#### [AIM OF THE TASK]
Your answer should consist of the lines in the following data that contain "dispositivos".

Data items:
§ §

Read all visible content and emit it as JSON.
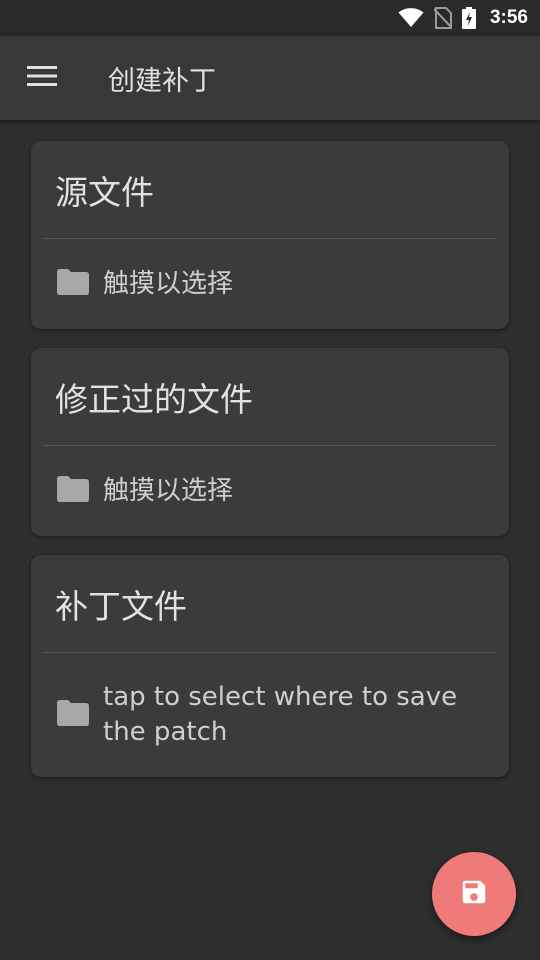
{
  "status": {
    "time": "3:56",
    "icons": [
      "wifi-icon",
      "no-sim-icon",
      "battery-charging-icon"
    ]
  },
  "app_bar": {
    "menu_icon": "hamburger-menu-icon",
    "title": "创建补丁"
  },
  "cards": [
    {
      "title": "源文件",
      "icon": "folder-icon",
      "text": "触摸以选择"
    },
    {
      "title": "修正过的文件",
      "icon": "folder-icon",
      "text": "触摸以选择"
    },
    {
      "title": "补丁文件",
      "icon": "folder-icon",
      "text": "tap to select where to save the patch"
    }
  ],
  "fab": {
    "icon": "save-icon",
    "color": "#f07a7a"
  },
  "colors": {
    "background": "#2e2e2e",
    "app_bar": "#383838",
    "card": "#3b3b3b",
    "fab": "#f07a7a"
  }
}
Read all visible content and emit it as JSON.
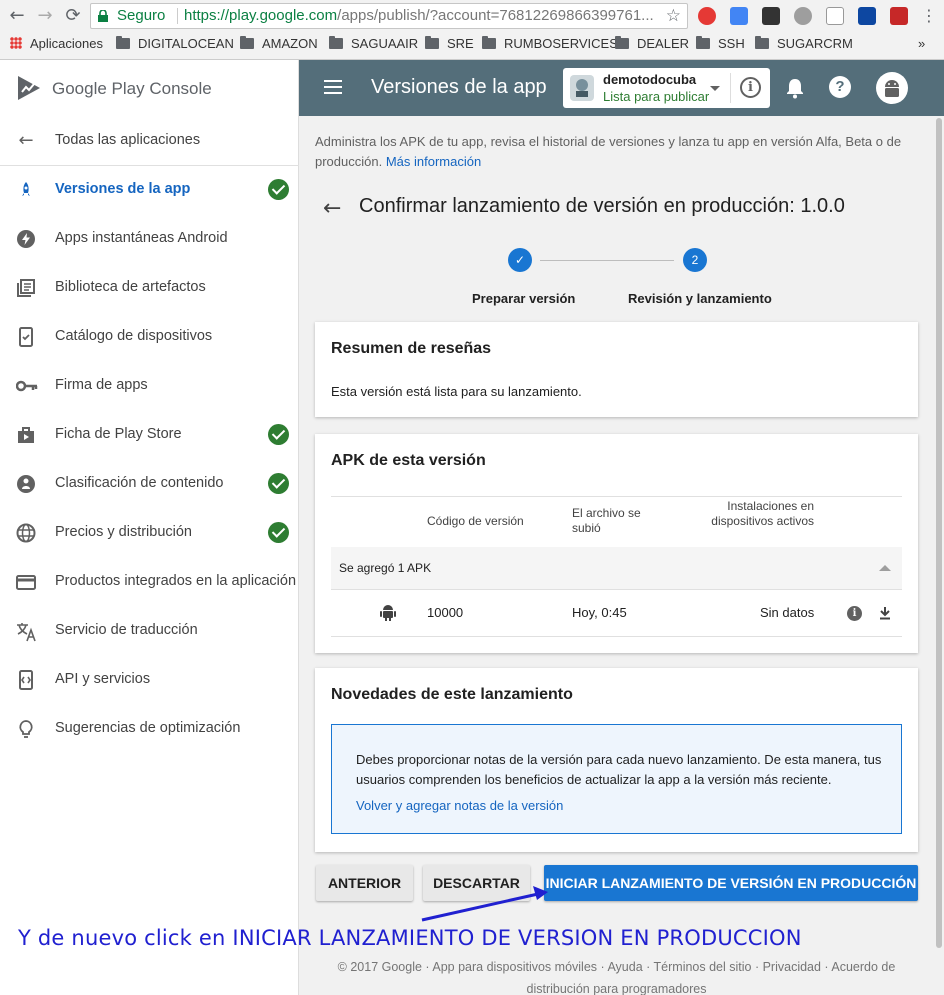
{
  "browser": {
    "secure_label": "Seguro",
    "url_host": "https://play.google.com",
    "url_path": "/apps/publish/?account=76812269866399761...",
    "bookmarks": [
      "Aplicaciones",
      "DIGITALOCEAN",
      "AMAZON",
      "SAGUAAIR",
      "SRE",
      "RUMBOSERVICES",
      "DEALER",
      "SSH",
      "SUGARCRM"
    ],
    "more_bookmarks": "»"
  },
  "sidebar": {
    "brand": "Google Play Console",
    "back_label": "Todas las aplicaciones",
    "items": [
      {
        "label": "Versiones de la app",
        "icon": "rocket-icon",
        "checked": true,
        "active": true
      },
      {
        "label": "Apps instantáneas Android",
        "icon": "bolt-icon",
        "checked": false
      },
      {
        "label": "Biblioteca de artefactos",
        "icon": "library-icon",
        "checked": false
      },
      {
        "label": "Catálogo de dispositivos",
        "icon": "device-icon",
        "checked": false
      },
      {
        "label": "Firma de apps",
        "icon": "key-icon",
        "checked": false
      },
      {
        "label": "Ficha de Play Store",
        "icon": "store-listing-icon",
        "checked": true
      },
      {
        "label": "Clasificación de contenido",
        "icon": "content-rating-icon",
        "checked": true
      },
      {
        "label": "Precios y distribución",
        "icon": "globe-icon",
        "checked": true
      },
      {
        "label": "Productos integrados en la aplicación",
        "icon": "card-icon",
        "checked": false
      },
      {
        "label": "Servicio de traducción",
        "icon": "translate-icon",
        "checked": false
      },
      {
        "label": "API y servicios",
        "icon": "api-icon",
        "checked": false
      },
      {
        "label": "Sugerencias de optimización",
        "icon": "lightbulb-icon",
        "checked": false
      }
    ]
  },
  "appbar": {
    "title": "Versiones de la app",
    "app_name": "demotodocuba",
    "app_status": "Lista para publicar"
  },
  "main": {
    "intro_text": "Administra los APK de tu app, revisa el historial de versiones y lanza tu app en versión Alfa, Beta o de producción.",
    "intro_link": "Más información",
    "page_title": "Confirmar lanzamiento de versión en producción: 1.0.0",
    "steps": [
      {
        "label": "Preparar versión",
        "marker": "✓"
      },
      {
        "label": "Revisión y lanzamiento",
        "marker": "2"
      }
    ],
    "review_summary": {
      "title": "Resumen de reseñas",
      "text": "Esta versión está lista para su lanzamiento."
    },
    "apk_card": {
      "title": "APK de esta versión",
      "headers": [
        "Código de versión",
        "El archivo se subió",
        "Instalaciones en dispositivos activos"
      ],
      "group_label": "Se agregó 1 APK",
      "rows": [
        {
          "version_code": "10000",
          "uploaded": "Hoy, 0:45",
          "installs": "Sin datos"
        }
      ]
    },
    "whats_new": {
      "title": "Novedades de este lanzamiento",
      "notice": "Debes proporcionar notas de la versión para cada nuevo lanzamiento. De esta manera, tus usuarios comprenden los beneficios de actualizar la app a la versión más reciente.",
      "notice_link": "Volver y agregar notas de la versión"
    },
    "buttons": {
      "previous": "ANTERIOR",
      "discard": "DESCARTAR",
      "start_rollout": "INICIAR LANZAMIENTO DE VERSIÓN EN PRODUCCIÓN"
    },
    "footer": "© 2017 Google · App para dispositivos móviles · Ayuda · Términos del sitio · Privacidad · Acuerdo de distribución para programadores"
  },
  "annotation": {
    "text": "Y de nuevo click en INICIAR LANZAMIENTO DE VERSION EN PRODUCCION",
    "color": "#2020d0"
  },
  "colors": {
    "appbar": "#546e7a",
    "primary": "#1976d2",
    "check_green": "#2e7d32",
    "link": "#1565c0"
  }
}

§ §

#### [WORKED SOLUTION]
        "label": "Catálogo de dispositivos",
        "Instalaciones en dispositivos activos"
    "footer": "© 2017 Google · App para dispositivos móviles · Ayuda · Términos del sitio · Privacidad · Acuerdo de distribución para programadores"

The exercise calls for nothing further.